═══ Material supplied

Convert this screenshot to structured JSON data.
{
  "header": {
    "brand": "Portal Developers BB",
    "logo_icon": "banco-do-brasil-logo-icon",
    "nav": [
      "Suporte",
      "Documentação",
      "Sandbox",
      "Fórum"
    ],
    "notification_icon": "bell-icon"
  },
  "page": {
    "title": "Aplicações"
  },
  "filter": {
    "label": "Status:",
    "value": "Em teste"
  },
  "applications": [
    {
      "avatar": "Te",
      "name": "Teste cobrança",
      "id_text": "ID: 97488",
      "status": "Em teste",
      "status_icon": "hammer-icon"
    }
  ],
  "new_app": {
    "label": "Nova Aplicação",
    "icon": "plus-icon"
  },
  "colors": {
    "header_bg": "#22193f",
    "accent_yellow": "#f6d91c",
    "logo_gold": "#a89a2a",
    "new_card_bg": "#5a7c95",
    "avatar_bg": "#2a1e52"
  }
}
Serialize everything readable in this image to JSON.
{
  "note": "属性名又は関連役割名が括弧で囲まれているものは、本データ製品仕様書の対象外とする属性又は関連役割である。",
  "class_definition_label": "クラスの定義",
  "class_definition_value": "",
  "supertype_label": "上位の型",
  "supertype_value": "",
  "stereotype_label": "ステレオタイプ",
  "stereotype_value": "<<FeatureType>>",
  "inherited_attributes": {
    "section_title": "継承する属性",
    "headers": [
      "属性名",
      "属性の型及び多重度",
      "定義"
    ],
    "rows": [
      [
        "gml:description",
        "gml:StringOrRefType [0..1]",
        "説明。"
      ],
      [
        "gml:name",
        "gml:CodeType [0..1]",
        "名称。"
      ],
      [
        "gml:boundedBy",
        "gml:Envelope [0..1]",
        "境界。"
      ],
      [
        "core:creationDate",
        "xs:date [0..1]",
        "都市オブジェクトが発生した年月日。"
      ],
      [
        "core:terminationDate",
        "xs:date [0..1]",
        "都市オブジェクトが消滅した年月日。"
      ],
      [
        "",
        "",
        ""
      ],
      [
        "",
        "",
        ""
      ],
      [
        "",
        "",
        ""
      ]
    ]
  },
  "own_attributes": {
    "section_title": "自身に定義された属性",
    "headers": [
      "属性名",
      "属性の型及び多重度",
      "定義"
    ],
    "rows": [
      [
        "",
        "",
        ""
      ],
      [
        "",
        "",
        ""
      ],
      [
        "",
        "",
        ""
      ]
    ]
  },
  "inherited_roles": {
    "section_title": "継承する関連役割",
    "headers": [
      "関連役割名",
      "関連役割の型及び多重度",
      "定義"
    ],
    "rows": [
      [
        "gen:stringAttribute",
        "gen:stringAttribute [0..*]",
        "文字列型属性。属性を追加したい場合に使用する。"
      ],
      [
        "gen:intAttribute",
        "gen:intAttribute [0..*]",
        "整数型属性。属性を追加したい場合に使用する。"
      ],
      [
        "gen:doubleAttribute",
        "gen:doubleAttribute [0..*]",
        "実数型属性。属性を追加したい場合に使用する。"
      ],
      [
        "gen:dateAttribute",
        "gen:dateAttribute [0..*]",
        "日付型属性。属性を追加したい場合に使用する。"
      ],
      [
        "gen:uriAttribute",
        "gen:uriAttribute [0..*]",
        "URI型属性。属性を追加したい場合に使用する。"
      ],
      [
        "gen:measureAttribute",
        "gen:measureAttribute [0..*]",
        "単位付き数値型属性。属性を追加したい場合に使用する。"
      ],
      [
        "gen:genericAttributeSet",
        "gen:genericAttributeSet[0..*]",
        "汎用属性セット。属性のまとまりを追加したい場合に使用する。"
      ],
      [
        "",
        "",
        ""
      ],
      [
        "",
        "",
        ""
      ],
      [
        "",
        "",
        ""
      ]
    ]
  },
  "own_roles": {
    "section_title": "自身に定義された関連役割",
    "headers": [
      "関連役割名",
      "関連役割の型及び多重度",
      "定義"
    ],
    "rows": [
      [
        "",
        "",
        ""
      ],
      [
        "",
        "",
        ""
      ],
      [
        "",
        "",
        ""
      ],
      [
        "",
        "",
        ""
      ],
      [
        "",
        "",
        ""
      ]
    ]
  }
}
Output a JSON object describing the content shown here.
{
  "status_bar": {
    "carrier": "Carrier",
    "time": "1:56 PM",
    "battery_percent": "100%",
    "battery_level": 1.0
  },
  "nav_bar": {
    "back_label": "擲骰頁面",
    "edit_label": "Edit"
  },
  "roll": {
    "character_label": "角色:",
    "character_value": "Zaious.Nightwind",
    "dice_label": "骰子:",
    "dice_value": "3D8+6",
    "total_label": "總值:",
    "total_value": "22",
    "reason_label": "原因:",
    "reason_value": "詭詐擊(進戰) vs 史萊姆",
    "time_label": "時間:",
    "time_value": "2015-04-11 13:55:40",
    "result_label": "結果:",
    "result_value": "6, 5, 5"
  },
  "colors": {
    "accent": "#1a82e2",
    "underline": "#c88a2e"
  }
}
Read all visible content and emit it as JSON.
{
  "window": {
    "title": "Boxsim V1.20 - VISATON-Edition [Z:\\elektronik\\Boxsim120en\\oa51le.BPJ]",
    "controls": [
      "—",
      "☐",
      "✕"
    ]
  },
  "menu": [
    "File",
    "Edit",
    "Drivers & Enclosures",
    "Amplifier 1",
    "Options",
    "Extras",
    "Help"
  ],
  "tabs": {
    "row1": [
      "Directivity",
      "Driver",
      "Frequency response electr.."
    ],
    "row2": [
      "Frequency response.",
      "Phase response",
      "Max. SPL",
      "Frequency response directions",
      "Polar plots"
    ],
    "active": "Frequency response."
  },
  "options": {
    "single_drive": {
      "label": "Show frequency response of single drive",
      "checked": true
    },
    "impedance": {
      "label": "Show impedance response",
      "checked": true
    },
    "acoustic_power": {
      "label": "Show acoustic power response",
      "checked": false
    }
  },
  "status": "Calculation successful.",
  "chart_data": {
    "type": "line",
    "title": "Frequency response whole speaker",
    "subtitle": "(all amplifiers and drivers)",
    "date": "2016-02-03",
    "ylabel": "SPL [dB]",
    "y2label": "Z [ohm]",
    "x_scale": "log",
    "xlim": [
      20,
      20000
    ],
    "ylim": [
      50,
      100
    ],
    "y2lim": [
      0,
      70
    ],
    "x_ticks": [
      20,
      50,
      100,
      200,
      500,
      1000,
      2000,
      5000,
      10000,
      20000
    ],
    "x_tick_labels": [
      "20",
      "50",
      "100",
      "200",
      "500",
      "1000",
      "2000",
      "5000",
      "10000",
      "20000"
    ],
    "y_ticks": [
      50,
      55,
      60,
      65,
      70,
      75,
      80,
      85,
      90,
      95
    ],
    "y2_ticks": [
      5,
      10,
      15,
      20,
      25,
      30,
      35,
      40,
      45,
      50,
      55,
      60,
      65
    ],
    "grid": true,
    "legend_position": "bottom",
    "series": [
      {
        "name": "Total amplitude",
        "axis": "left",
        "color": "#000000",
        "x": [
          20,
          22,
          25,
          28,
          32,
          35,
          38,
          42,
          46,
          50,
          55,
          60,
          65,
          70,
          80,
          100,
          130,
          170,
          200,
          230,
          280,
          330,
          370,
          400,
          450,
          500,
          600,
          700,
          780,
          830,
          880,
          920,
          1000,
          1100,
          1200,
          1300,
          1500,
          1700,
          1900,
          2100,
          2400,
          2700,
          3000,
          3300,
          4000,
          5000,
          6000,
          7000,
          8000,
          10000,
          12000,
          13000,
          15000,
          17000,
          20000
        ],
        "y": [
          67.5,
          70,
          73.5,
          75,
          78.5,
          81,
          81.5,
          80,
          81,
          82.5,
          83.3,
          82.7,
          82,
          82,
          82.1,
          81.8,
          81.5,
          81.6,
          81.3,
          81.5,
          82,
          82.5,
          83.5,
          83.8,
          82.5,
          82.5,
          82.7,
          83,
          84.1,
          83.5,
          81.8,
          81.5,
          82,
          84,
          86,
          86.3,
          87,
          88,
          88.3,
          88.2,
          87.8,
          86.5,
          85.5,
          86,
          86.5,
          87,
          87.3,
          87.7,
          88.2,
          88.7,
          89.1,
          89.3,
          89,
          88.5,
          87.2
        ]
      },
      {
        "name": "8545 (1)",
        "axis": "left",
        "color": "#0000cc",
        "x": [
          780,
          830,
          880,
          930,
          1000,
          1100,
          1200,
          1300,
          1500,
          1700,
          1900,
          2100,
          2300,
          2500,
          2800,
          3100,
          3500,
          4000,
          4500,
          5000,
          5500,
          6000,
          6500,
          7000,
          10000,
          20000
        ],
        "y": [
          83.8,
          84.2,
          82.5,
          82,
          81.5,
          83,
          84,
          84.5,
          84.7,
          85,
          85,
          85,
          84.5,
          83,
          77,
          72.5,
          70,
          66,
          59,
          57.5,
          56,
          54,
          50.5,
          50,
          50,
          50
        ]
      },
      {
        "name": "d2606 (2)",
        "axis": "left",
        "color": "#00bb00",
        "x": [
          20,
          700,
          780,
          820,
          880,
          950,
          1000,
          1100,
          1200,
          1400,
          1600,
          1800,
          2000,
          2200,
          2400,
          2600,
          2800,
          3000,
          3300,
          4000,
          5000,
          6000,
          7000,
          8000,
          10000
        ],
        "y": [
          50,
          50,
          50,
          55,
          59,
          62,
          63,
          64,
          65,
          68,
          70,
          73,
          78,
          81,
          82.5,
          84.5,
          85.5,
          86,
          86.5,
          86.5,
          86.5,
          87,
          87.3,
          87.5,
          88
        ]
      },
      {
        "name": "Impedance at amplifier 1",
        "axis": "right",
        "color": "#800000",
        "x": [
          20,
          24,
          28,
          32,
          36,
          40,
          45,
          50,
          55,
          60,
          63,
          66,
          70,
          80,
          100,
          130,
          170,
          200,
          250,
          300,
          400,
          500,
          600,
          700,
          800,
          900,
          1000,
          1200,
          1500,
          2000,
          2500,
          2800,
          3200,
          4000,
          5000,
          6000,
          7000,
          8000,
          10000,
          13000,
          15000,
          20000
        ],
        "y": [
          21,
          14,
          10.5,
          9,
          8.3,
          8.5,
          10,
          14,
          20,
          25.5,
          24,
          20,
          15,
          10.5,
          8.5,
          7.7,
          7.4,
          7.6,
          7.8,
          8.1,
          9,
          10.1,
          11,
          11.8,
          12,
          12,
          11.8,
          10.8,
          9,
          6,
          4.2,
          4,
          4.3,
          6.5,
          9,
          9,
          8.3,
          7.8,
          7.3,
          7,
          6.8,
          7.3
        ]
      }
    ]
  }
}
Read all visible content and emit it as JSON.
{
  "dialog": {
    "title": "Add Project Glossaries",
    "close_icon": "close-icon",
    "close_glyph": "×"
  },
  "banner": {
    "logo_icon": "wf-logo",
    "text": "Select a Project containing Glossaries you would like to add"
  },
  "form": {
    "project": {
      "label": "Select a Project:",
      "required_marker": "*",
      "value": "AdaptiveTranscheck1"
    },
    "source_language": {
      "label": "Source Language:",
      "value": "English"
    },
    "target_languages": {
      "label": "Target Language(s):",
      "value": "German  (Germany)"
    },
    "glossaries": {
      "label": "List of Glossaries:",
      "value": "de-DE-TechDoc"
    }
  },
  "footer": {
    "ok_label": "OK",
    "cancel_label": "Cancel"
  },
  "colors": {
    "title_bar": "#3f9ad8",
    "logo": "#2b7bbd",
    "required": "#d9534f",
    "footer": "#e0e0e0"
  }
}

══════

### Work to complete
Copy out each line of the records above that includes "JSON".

### Completed task
Convert this screenshot to structured JSON data.
Serialize everything readable in this image to JSON.
Output a JSON object describing the content shown here.
Read all visible content and emit it as JSON.
Read all visible content and emit it as JSON.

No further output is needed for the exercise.